#### ENTRIES PROVIDED

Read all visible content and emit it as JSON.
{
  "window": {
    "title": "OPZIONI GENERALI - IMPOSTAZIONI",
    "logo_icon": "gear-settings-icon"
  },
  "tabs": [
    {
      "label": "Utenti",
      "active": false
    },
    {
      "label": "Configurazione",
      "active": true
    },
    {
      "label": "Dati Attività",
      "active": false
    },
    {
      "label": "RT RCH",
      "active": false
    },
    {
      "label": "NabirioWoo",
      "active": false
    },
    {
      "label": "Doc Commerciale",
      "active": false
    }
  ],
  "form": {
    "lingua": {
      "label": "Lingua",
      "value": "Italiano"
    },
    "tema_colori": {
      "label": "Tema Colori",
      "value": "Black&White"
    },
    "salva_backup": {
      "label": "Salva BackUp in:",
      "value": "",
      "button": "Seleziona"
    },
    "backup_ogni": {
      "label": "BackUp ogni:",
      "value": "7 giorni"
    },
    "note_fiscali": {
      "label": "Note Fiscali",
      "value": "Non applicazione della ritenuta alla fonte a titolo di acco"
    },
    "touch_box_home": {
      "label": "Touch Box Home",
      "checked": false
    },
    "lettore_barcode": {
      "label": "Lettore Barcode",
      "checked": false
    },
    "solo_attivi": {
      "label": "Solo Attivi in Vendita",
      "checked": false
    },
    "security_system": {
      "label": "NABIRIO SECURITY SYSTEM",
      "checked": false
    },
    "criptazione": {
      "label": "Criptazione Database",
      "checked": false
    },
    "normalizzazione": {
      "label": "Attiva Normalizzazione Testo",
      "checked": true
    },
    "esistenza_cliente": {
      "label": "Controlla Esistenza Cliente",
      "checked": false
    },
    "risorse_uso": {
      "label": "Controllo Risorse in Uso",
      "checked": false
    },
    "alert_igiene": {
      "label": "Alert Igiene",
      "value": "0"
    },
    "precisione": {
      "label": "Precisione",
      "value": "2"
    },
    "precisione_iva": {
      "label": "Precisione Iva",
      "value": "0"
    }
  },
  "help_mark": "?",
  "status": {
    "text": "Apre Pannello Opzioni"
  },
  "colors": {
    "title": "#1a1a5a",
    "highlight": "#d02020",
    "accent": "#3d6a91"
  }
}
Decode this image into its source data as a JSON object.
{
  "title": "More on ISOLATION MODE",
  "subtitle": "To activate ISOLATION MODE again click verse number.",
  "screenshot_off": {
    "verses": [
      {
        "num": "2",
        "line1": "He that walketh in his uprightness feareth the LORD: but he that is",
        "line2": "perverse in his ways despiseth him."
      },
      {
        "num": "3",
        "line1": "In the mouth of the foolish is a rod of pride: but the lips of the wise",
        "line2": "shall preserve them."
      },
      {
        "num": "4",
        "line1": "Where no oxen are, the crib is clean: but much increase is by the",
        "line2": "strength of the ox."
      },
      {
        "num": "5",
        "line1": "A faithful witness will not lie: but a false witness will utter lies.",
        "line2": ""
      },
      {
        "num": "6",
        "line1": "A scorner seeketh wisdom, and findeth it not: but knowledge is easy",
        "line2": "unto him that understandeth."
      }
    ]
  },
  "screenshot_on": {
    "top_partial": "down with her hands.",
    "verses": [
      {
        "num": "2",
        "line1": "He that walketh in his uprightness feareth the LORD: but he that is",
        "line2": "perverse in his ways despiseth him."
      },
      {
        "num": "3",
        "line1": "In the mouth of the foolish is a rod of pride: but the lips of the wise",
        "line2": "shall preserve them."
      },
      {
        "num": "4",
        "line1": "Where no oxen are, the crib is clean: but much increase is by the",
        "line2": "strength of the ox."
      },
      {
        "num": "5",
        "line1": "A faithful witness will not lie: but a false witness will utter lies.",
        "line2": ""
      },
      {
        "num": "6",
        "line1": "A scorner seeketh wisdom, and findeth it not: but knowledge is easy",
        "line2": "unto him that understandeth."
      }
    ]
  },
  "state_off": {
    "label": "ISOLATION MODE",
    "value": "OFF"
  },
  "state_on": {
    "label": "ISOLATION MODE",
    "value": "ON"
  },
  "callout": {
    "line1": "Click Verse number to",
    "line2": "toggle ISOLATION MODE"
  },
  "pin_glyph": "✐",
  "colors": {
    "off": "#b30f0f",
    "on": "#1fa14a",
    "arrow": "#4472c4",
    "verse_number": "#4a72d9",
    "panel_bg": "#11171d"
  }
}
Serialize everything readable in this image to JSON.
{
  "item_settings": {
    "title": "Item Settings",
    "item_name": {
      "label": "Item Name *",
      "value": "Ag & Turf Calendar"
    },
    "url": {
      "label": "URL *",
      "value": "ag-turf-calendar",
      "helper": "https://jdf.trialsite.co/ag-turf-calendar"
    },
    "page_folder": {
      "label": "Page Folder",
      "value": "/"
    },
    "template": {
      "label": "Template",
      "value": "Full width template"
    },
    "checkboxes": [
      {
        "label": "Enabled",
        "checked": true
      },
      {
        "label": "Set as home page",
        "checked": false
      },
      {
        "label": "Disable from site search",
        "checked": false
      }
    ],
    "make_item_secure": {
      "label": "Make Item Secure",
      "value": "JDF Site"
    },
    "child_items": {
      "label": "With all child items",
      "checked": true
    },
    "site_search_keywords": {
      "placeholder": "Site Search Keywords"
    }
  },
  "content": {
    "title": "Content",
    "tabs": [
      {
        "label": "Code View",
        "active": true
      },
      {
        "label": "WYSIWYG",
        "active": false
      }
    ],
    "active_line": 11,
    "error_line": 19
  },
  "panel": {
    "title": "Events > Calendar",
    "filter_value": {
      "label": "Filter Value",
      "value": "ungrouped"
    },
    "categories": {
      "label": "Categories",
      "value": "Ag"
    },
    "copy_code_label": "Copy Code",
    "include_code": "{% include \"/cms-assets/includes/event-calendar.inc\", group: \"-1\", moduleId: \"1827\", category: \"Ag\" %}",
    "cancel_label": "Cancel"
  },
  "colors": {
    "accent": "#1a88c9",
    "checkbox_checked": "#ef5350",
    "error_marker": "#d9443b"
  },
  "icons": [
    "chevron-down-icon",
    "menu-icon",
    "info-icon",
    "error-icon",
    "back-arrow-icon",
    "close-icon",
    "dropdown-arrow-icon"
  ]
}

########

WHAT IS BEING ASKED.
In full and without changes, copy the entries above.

ANSWER BELOW.
Read all visible content and emit it as JSON.
{
  "window": {
    "title": "OPZIONI GENERALI - IMPOSTAZIONI",
    "logo_icon": "gear-settings-icon"
  },
  "tabs": [
    {
      "label": "Utenti",
      "active": false
    },
    {
      "label": "Configurazione",
      "active": true
    },
    {
      "label": "Dati Attività",
      "active": false
    },
    {
      "label": "RT RCH",
      "active": false
    },
    {
      "label": "NabirioWoo",
      "active": false
    },
    {
      "label": "Doc Commerciale",
      "active": false
    }
  ],
  "form": {
    "lingua": {
      "label": "Lingua",
      "value": "Italiano"
    },
    "tema_colori": {
      "label": "Tema Colori",
      "value": "Black&White"
    },
    "salva_backup": {
      "label": "Salva BackUp in:",
      "value": "",
      "button": "Seleziona"
    },
    "backup_ogni": {
      "label": "BackUp ogni:",
      "value": "7 giorni"
    },
    "note_fiscali": {
      "label": "Note Fiscali",
      "value": "Non applicazione della ritenuta alla fonte a titolo di acco"
    },
    "touch_box_home": {
      "label": "Touch Box Home",
      "checked": false
    },
    "lettore_barcode": {
      "label": "Lettore Barcode",
      "checked": false
    },
    "solo_attivi": {
      "label": "Solo Attivi in Vendita",
      "checked": false
    },
    "security_system": {
      "label": "NABIRIO SECURITY SYSTEM",
      "checked": false
    },
    "criptazione": {
      "label": "Criptazione Database",
      "checked": false
    },
    "normalizzazione": {
      "label": "Attiva Normalizzazione Testo",
      "checked": true
    },
    "esistenza_cliente": {
      "label": "Controlla Esistenza Cliente",
      "checked": false
    },
    "risorse_uso": {
      "label": "Controllo Risorse in Uso",
      "checked": false
    },
    "alert_igiene": {
      "label": "Alert Igiene",
      "value": "0"
    },
    "precisione": {
      "label": "Precisione",
      "value": "2"
    },
    "precisione_iva": {
      "label": "Precisione Iva",
      "value": "0"
    }
  },
  "help_mark": "?",
  "status": {
    "text": "Apre Pannello Opzioni"
  },
  "colors": {
    "title": "#1a1a5a",
    "highlight": "#d02020",
    "accent": "#3d6a91"
  }
}
Decode this image into its source data as a JSON object.
{
  "title": "More on ISOLATION MODE",
  "subtitle": "To activate ISOLATION MODE again click verse number.",
  "screenshot_off": {
    "verses": [
      {
        "num": "2",
        "line1": "He that walketh in his uprightness feareth the LORD: but he that is",
        "line2": "perverse in his ways despiseth him."
      },
      {
        "num": "3",
        "line1": "In the mouth of the foolish is a rod of pride: but the lips of the wise",
        "line2": "shall preserve them."
      },
      {
        "num": "4",
        "line1": "Where no oxen are, the crib is clean: but much increase is by the",
        "line2": "strength of the ox."
      },
      {
        "num": "5",
        "line1": "A faithful witness will not lie: but a false witness will utter lies.",
        "line2": ""
      },
      {
        "num": "6",
        "line1": "A scorner seeketh wisdom, and findeth it not: but knowledge is easy",
        "line2": "unto him that understandeth."
      }
    ]
  },
  "screenshot_on": {
    "top_partial": "down with her hands.",
    "verses": [
      {
        "num": "2",
        "line1": "He that walketh in his uprightness feareth the LORD: but he that is",
        "line2": "perverse in his ways despiseth him."
      },
      {
        "num": "3",
        "line1": "In the mouth of the foolish is a rod of pride: but the lips of the wise",
        "line2": "shall preserve them."
      },
      {
        "num": "4",
        "line1": "Where no oxen are, the crib is clean: but much increase is by the",
        "line2": "strength of the ox."
      },
      {
        "num": "5",
        "line1": "A faithful witness will not lie: but a false witness will utter lies.",
        "line2": ""
      },
      {
        "num": "6",
        "line1": "A scorner seeketh wisdom, and findeth it not: but knowledge is easy",
        "line2": "unto him that understandeth."
      }
    ]
  },
  "state_off": {
    "label": "ISOLATION MODE",
    "value": "OFF"
  },
  "state_on": {
    "label": "ISOLATION MODE",
    "value": "ON"
  },
  "callout": {
    "line1": "Click Verse number to",
    "line2": "toggle ISOLATION MODE"
  },
  "pin_glyph": "✐",
  "colors": {
    "off": "#b30f0f",
    "on": "#1fa14a",
    "arrow": "#4472c4",
    "verse_number": "#4a72d9",
    "panel_bg": "#11171d"
  }
}
Serialize everything readable in this image to JSON.
{
  "item_settings": {
    "title": "Item Settings",
    "item_name": {
      "label": "Item Name *",
      "value": "Ag & Turf Calendar"
    },
    "url": {
      "label": "URL *",
      "value": "ag-turf-calendar",
      "helper": "https://jdf.trialsite.co/ag-turf-calendar"
    },
    "page_folder": {
      "label": "Page Folder",
      "value": "/"
    },
    "template": {
      "label": "Template",
      "value": "Full width template"
    },
    "checkboxes": [
      {
        "label": "Enabled",
        "checked": true
      },
      {
        "label": "Set as home page",
        "checked": false
      },
      {
        "label": "Disable from site search",
        "checked": false
      }
    ],
    "make_item_secure": {
      "label": "Make Item Secure",
      "value": "JDF Site"
    },
    "child_items": {
      "label": "With all child items",
      "checked": true
    },
    "site_search_keywords": {
      "placeholder": "Site Search Keywords"
    }
  },
  "content": {
    "title": "Content",
    "tabs": [
      {
        "label": "Code View",
        "active": true
      },
      {
        "label": "WYSIWYG",
        "active": false
      }
    ],
    "active_line": 11,
    "error_line": 19
  },
  "panel": {
    "title": "Events > Calendar",
    "filter_value": {
      "label": "Filter Value",
      "value": "ungrouped"
    },
    "categories": {
      "label": "Categories",
      "value": "Ag"
    },
    "copy_code_label": "Copy Code",
    "include_code": "{% include \"/cms-assets/includes/event-calendar.inc\", group: \"-1\", moduleId: \"1827\", category: \"Ag\" %}",
    "cancel_label": "Cancel"
  },
  "colors": {
    "accent": "#1a88c9",
    "checkbox_checked": "#ef5350",
    "error_marker": "#d9443b"
  },
  "icons": [
    "chevron-down-icon",
    "menu-icon",
    "info-icon",
    "error-icon",
    "back-arrow-icon",
    "close-icon",
    "dropdown-arrow-icon"
  ]
}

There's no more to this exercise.